• **TASK DESCRIPTION**
The full listing, written out exactly and without images, is the expected result.

━━━━━ DATA UNDER STUDY ━━━━━

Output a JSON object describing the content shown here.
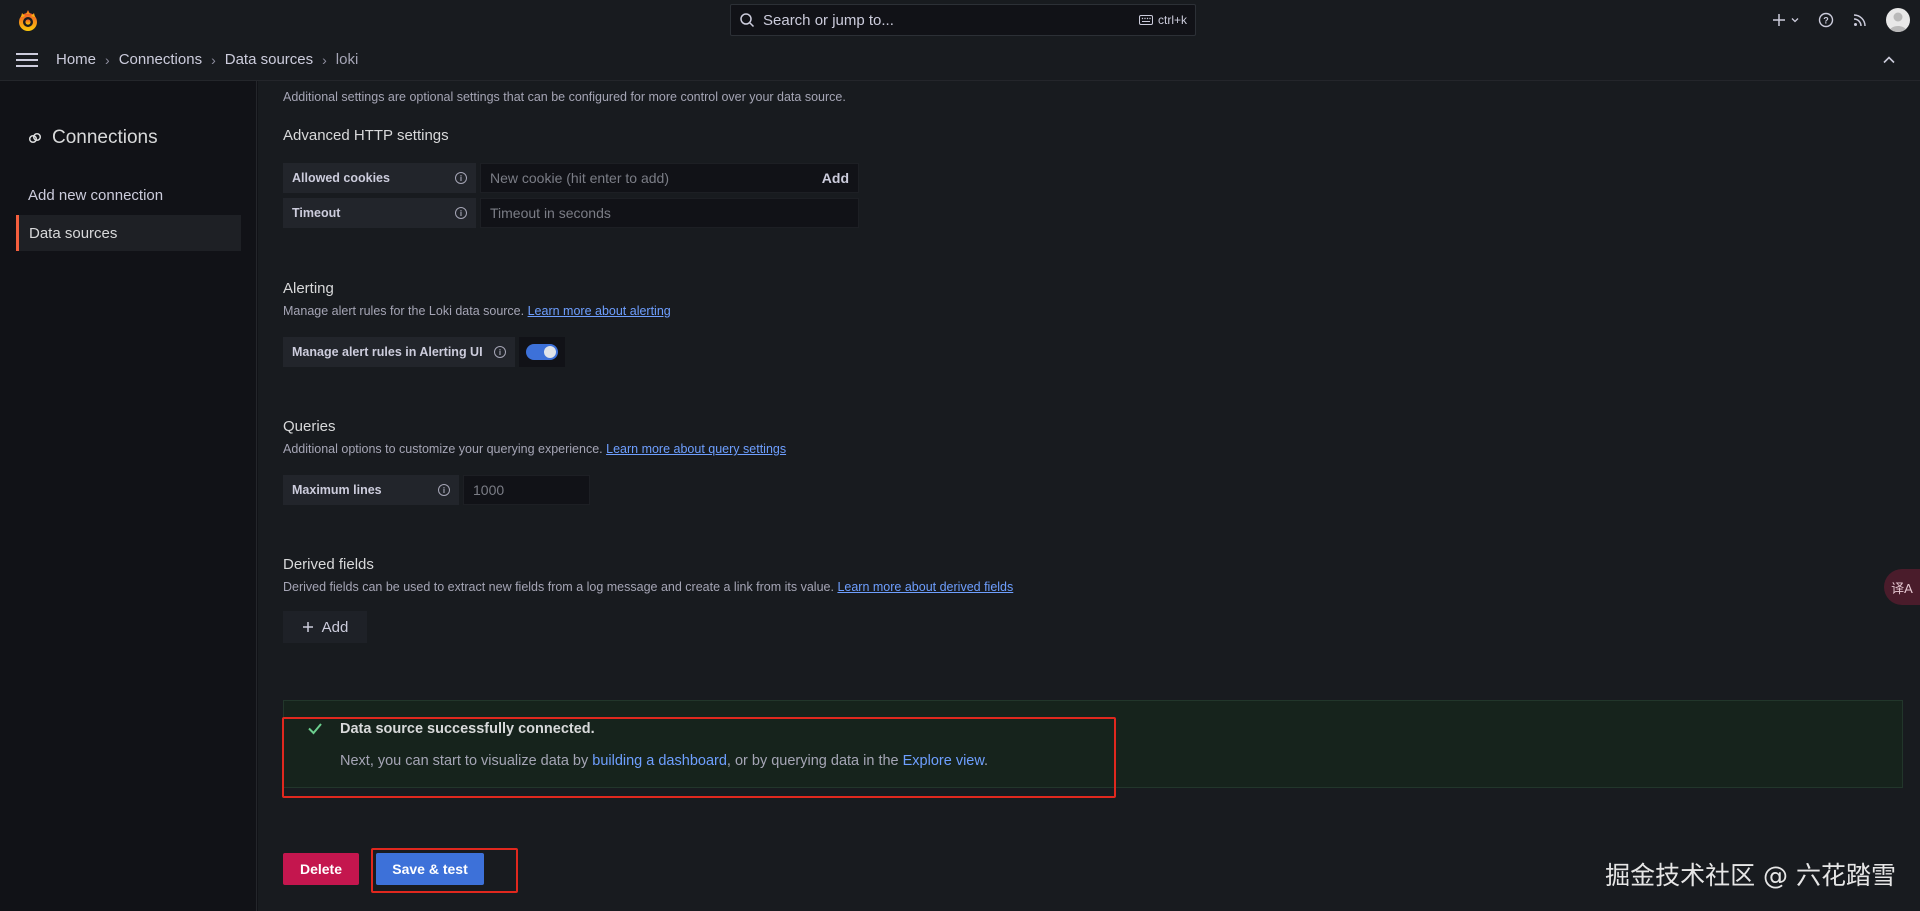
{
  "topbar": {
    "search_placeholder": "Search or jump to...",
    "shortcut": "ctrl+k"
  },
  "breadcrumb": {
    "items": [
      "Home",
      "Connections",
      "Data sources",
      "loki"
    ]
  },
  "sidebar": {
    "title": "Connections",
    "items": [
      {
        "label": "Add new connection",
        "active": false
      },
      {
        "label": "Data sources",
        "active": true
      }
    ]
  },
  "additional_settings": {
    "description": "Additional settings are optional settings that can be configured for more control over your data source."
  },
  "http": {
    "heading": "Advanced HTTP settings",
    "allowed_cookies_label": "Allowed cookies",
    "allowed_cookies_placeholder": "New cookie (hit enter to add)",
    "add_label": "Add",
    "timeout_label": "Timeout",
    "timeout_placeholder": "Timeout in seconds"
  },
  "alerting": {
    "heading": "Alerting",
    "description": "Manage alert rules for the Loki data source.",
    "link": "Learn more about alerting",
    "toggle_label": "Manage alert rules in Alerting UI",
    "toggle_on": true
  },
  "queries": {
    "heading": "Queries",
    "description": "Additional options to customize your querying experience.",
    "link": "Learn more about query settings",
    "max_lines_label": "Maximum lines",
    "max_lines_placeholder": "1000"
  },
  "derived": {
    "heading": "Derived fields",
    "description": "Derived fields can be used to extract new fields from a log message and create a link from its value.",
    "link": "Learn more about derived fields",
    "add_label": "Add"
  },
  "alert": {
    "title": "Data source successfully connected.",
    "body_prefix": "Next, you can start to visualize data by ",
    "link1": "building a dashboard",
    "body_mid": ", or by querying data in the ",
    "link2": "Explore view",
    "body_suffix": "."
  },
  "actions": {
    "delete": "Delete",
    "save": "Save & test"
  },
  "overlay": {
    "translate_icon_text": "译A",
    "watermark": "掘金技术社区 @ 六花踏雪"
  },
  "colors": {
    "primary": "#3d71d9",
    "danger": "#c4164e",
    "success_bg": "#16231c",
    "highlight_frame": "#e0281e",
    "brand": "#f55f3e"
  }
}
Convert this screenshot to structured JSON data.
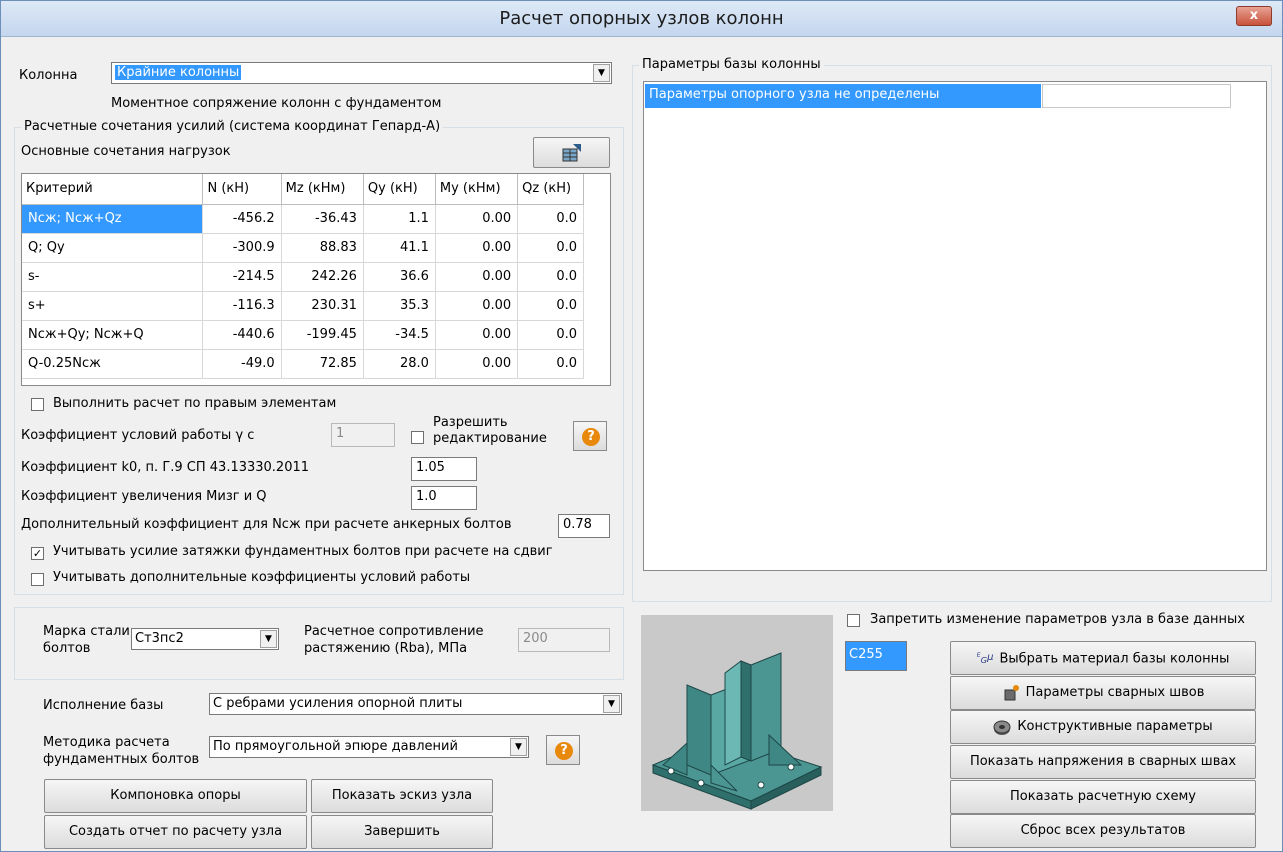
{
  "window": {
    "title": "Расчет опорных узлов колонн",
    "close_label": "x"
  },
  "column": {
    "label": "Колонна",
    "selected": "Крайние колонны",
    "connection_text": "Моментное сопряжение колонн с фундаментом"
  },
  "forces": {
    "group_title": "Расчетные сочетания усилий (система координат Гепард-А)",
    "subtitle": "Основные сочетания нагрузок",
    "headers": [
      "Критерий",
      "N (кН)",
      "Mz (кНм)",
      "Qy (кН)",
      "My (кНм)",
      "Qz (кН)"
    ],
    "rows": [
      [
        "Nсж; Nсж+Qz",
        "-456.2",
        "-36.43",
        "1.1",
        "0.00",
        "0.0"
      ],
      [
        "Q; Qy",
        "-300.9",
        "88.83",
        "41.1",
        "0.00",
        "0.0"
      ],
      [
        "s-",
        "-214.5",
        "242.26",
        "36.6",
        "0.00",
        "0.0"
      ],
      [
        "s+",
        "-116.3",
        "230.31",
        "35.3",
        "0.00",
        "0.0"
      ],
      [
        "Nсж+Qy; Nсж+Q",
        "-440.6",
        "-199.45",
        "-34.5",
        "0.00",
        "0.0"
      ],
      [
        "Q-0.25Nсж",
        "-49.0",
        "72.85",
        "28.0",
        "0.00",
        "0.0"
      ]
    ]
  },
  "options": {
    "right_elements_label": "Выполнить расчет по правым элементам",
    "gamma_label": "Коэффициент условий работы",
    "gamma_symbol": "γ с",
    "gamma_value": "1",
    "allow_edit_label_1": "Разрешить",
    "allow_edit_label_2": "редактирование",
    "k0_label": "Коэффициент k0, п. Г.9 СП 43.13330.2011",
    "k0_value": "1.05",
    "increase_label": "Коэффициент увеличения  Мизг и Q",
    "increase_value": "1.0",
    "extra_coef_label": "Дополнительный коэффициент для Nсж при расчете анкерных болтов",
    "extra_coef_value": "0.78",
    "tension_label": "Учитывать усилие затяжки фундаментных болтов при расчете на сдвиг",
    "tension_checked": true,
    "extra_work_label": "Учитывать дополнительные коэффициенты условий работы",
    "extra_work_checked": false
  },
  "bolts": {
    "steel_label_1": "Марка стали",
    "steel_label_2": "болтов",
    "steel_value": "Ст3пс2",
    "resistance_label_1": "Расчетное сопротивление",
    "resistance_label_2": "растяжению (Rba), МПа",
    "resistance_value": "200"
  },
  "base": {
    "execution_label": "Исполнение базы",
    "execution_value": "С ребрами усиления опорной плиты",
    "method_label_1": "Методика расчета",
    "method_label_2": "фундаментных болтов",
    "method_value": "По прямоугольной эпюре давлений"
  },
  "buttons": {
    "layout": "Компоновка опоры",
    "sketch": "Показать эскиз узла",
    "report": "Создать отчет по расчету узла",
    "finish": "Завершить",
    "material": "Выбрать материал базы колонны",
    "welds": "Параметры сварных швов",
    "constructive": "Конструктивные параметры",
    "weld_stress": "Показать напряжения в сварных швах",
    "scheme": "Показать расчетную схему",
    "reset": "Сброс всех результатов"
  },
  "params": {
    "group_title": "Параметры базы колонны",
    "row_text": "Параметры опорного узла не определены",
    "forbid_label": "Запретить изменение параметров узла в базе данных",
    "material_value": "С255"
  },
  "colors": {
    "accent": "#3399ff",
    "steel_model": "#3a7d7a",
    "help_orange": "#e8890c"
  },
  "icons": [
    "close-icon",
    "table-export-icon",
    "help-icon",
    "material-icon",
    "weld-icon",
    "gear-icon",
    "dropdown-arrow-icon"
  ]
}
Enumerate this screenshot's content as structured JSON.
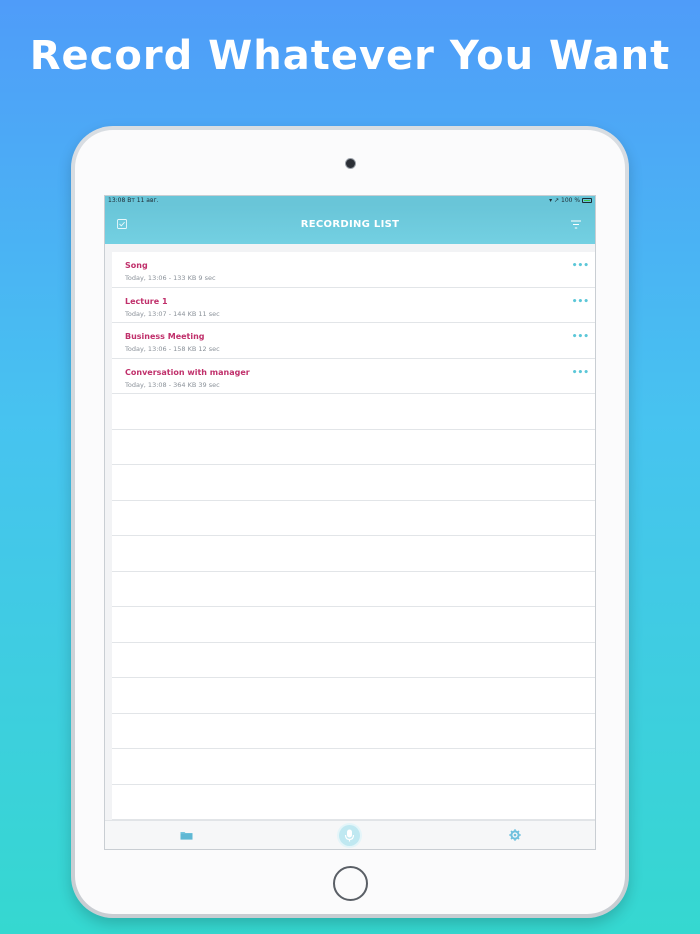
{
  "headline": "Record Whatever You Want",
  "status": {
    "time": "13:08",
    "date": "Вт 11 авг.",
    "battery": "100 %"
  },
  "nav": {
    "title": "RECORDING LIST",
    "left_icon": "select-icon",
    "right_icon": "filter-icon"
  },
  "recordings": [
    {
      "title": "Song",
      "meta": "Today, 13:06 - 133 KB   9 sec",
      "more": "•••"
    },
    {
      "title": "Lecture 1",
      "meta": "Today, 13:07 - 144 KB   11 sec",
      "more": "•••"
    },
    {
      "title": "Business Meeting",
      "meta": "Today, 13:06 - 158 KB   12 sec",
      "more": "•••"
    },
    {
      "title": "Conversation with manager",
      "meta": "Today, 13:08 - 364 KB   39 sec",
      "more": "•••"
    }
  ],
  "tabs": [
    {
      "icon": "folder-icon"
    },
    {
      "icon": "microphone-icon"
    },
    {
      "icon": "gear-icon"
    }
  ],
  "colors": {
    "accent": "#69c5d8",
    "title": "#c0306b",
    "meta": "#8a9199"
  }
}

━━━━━

• **RESULT BELOW**
Output a JSON object describing the content shown here.
{
  "topbar": {
    "search_placeholder": "Search or jump to...",
    "shortcut": "ctrl+k"
  },
  "breadcrumb": {
    "items": [
      "Home",
      "Connections",
      "Data sources",
      "loki"
    ]
  },
  "sidebar": {
    "title": "Connections",
    "items": [
      {
        "label": "Add new connection",
        "active": false
      },
      {
        "label": "Data sources",
        "active": true
      }
    ]
  },
  "additional_settings": {
    "description": "Additional settings are optional settings that can be configured for more control over your data source."
  },
  "http": {
    "heading": "Advanced HTTP settings",
    "allowed_cookies_label": "Allowed cookies",
    "allowed_cookies_placeholder": "New cookie (hit enter to add)",
    "add_label": "Add",
    "timeout_label": "Timeout",
    "timeout_placeholder": "Timeout in seconds"
  },
  "alerting": {
    "heading": "Alerting",
    "description": "Manage alert rules for the Loki data source.",
    "link": "Learn more about alerting",
    "toggle_label": "Manage alert rules in Alerting UI",
    "toggle_on": true
  },
  "queries": {
    "heading": "Queries",
    "description": "Additional options to customize your querying experience.",
    "link": "Learn more about query settings",
    "max_lines_label": "Maximum lines",
    "max_lines_placeholder": "1000"
  },
  "derived": {
    "heading": "Derived fields",
    "description": "Derived fields can be used to extract new fields from a log message and create a link from its value.",
    "link": "Learn more about derived fields",
    "add_label": "Add"
  },
  "alert": {
    "title": "Data source successfully connected.",
    "body_prefix": "Next, you can start to visualize data by ",
    "link1": "building a dashboard",
    "body_mid": ", or by querying data in the ",
    "link2": "Explore view",
    "body_suffix": "."
  },
  "actions": {
    "delete": "Delete",
    "save": "Save & test"
  },
  "overlay": {
    "translate_icon_text": "译A",
    "watermark": "掘金技术社区 @ 六花踏雪"
  },
  "colors": {
    "primary": "#3d71d9",
    "danger": "#c4164e",
    "success_bg": "#16231c",
    "highlight_frame": "#e0281e",
    "brand": "#f55f3e"
  }
}
Convert this screenshot to structured JSON data.
{
  "window": {
    "title": "Расчет опорных узлов колонн",
    "close_label": "x"
  },
  "column": {
    "label": "Колонна",
    "selected": "Крайние колонны",
    "connection_text": "Моментное сопряжение колонн с фундаментом"
  },
  "forces": {
    "group_title": "Расчетные сочетания усилий (система координат Гепард-А)",
    "subtitle": "Основные сочетания нагрузок",
    "headers": [
      "Критерий",
      "N (кН)",
      "Mz (кНм)",
      "Qy (кН)",
      "My (кНм)",
      "Qz (кН)"
    ],
    "rows": [
      [
        "Nсж; Nсж+Qz",
        "-456.2",
        "-36.43",
        "1.1",
        "0.00",
        "0.0"
      ],
      [
        "Q; Qy",
        "-300.9",
        "88.83",
        "41.1",
        "0.00",
        "0.0"
      ],
      [
        "s-",
        "-214.5",
        "242.26",
        "36.6",
        "0.00",
        "0.0"
      ],
      [
        "s+",
        "-116.3",
        "230.31",
        "35.3",
        "0.00",
        "0.0"
      ],
      [
        "Nсж+Qy; Nсж+Q",
        "-440.6",
        "-199.45",
        "-34.5",
        "0.00",
        "0.0"
      ],
      [
        "Q-0.25Nсж",
        "-49.0",
        "72.85",
        "28.0",
        "0.00",
        "0.0"
      ]
    ]
  },
  "options": {
    "right_elements_label": "Выполнить расчет по правым элементам",
    "gamma_label": "Коэффициент условий работы",
    "gamma_symbol": "γ с",
    "gamma_value": "1",
    "allow_edit_label_1": "Разрешить",
    "allow_edit_label_2": "редактирование",
    "k0_label": "Коэффициент k0, п. Г.9 СП 43.13330.2011",
    "k0_value": "1.05",
    "increase_label": "Коэффициент увеличения  Мизг и Q",
    "increase_value": "1.0",
    "extra_coef_label": "Дополнительный коэффициент для Nсж при расчете анкерных болтов",
    "extra_coef_value": "0.78",
    "tension_label": "Учитывать усилие затяжки фундаментных болтов при расчете на сдвиг",
    "tension_checked": true,
    "extra_work_label": "Учитывать дополнительные коэффициенты условий работы",
    "extra_work_checked": false
  },
  "bolts": {
    "steel_label_1": "Марка стали",
    "steel_label_2": "болтов",
    "steel_value": "Ст3пс2",
    "resistance_label_1": "Расчетное сопротивление",
    "resistance_label_2": "растяжению (Rba), МПа",
    "resistance_value": "200"
  },
  "base": {
    "execution_label": "Исполнение базы",
    "execution_value": "С ребрами усиления опорной плиты",
    "method_label_1": "Методика расчета",
    "method_label_2": "фундаментных болтов",
    "method_value": "По прямоугольной эпюре давлений"
  },
  "buttons": {
    "layout": "Компоновка опоры",
    "sketch": "Показать эскиз узла",
    "report": "Создать отчет по расчету узла",
    "finish": "Завершить",
    "material": "Выбрать материал базы колонны",
    "welds": "Параметры сварных швов",
    "constructive": "Конструктивные параметры",
    "weld_stress": "Показать напряжения в сварных швах",
    "scheme": "Показать расчетную схему",
    "reset": "Сброс всех результатов"
  },
  "params": {
    "group_title": "Параметры базы колонны",
    "row_text": "Параметры опорного узла не определены",
    "forbid_label": "Запретить изменение параметров узла в базе данных",
    "material_value": "С255"
  },
  "colors": {
    "accent": "#3399ff",
    "steel_model": "#3a7d7a",
    "help_orange": "#e8890c"
  },
  "icons": [
    "close-icon",
    "table-export-icon",
    "help-icon",
    "material-icon",
    "weld-icon",
    "gear-icon",
    "dropdown-arrow-icon"
  ]
}
Enumerate this screenshot's content as structured JSON.
{
  "headline": "Record Whatever You Want",
  "status": {
    "time": "13:08",
    "date": "Вт 11 авг.",
    "battery": "100 %"
  },
  "nav": {
    "title": "RECORDING LIST",
    "left_icon": "select-icon",
    "right_icon": "filter-icon"
  },
  "recordings": [
    {
      "title": "Song",
      "meta": "Today, 13:06 - 133 KB   9 sec",
      "more": "•••"
    },
    {
      "title": "Lecture 1",
      "meta": "Today, 13:07 - 144 KB   11 sec",
      "more": "•••"
    },
    {
      "title": "Business Meeting",
      "meta": "Today, 13:06 - 158 KB   12 sec",
      "more": "•••"
    },
    {
      "title": "Conversation with manager",
      "meta": "Today, 13:08 - 364 KB   39 sec",
      "more": "•••"
    }
  ],
  "tabs": [
    {
      "icon": "folder-icon"
    },
    {
      "icon": "microphone-icon"
    },
    {
      "icon": "gear-icon"
    }
  ],
  "colors": {
    "accent": "#69c5d8",
    "title": "#c0306b",
    "meta": "#8a9199"
  }
}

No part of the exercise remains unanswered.